MCC

Mobile Country Code. It identifies the country from which the network is originating. This should mean the country in which the base station is located. Unfortunately, there are some exceptions to this so it cannot always be used as a positive country indication. Typically used with the MNC to uniquely identify the network discovered.

MNC

Mobile Network Code. This identifies the network operator in conjunction with the MCC. Some network operators such as Vodafone operate in many countries. It cannot be assumed that such network operators will have the same MNC in all countries in which they operate.

LAI

Location Area Identification. Comprises the MCC, MNC and the LAC to uniquely define a geographical location.

CellID

This is the Cell Identifier number assigned to a cell by its operator. It may be any number between 0 and 268435455. For a 4G network, this field is really called the LCID (Long Cell ID) and comprises the 12-bit RNC-ID concatenated with the 16-bit Cell ID. When combined with the TAC a base station may be uniquely identified.

TAC

Tracking Area Code. It may be any number between 1 and 65535, excluding 65534. It is assigned by the network operator and may be changed periodically for performance reasons (so beware if using it in a database). The TAC is assigned to a specific geographical area and will be assigned to all base stations in the defined area.

Band

Channel number and designation of the surveyed channel. Derived from the received EARFCN.

PCI

Physical CellID. Visible when using Advanced mode and Engineer mode. This is the Physical layer Cell Identity (PCI). It may be any number between 0 and 503. The PCI determines how the signalling works on the radio interface and has some similarity to the way that scrambling codes are used on UMTS networks. It is not used as an identity within the network.

RSRP

Reference Signal Received Power. This is like an RSSI measurement, and like RSSI is measured in dBm. RSSI indicates the total power in the channel passband which includes noise signals and other interference. The less negative, the stronger the signal.

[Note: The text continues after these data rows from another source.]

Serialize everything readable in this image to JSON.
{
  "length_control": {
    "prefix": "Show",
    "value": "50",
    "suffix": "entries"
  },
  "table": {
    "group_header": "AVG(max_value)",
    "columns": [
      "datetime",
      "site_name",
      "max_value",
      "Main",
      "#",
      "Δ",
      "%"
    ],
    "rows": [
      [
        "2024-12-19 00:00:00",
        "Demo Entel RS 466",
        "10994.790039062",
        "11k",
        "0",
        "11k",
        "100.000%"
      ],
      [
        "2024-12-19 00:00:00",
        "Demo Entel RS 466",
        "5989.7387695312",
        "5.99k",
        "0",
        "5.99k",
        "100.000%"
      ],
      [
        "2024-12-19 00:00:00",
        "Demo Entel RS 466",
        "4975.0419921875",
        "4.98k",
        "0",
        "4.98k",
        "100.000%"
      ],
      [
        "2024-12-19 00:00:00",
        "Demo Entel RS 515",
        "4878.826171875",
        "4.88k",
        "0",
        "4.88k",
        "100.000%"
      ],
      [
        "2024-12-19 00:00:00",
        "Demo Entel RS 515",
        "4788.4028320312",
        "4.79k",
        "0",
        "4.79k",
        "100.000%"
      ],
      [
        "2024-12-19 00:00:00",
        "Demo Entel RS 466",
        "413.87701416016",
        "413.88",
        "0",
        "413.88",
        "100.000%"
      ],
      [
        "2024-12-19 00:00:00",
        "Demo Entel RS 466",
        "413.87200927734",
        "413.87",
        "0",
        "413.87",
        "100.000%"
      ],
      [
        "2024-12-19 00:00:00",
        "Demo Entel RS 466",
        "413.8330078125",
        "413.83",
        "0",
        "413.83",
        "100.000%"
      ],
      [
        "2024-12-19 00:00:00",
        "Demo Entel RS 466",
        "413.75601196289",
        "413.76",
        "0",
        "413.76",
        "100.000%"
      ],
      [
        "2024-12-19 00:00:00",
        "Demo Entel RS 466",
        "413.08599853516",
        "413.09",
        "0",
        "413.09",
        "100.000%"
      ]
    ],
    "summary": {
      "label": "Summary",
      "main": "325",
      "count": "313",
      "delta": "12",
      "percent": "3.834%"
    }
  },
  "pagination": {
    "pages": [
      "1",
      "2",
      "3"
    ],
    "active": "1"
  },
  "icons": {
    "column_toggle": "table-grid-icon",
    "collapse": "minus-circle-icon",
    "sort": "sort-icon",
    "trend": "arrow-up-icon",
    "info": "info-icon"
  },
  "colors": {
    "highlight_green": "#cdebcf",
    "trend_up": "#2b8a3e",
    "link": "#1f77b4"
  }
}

RSRP differs in that it measures only the power of the LTE reference signals and is therefore a better indication of the signal strength of an active connection. RSRP and/or RSRQ are used by the network to determine cell selection.

RSRQ

Reference Signal Received Quality. This is the ratio of the RSRP measurement to the RSSI measurement measured in dB. The less negative, the better the quality of the signal. RSRP and/or RSRQ are used by the network to determine cell selection, although RSRP is usually chosen as the primary selection method.

BW

Visible when using Advanced mode and Engineer mode. This is the downlink bandwidth in MHz.

DL (MHz)

Visible when using Engineer mode. This is the downlink frequency in MHz of the channel. This is derived from the received EARFCN.

UL (MHz)

Visible when using Engineer mode. This is the uplink frequency in MHz of the channel. This is derived from the received EARFCN.

Network Signal

This bar graph shows the relative strengths of the networks. The bars show percentage strength measurement. They are colour coded:

55 – 100 = green

25 – 54 = amber

0-24 = red

The thresholds for the colours are arbitrary and assigned by Siretta as a quick visual que to network quality. The network operator listed is a look-up of the MCC and MNC codes. If a network operator is new or changes their name it is possible that this lookup could be incorrect. Due to it being impossible for Siretta to monitor every network in every country continuously, please report any inaccuracies so that they can be corrected in a firmware update.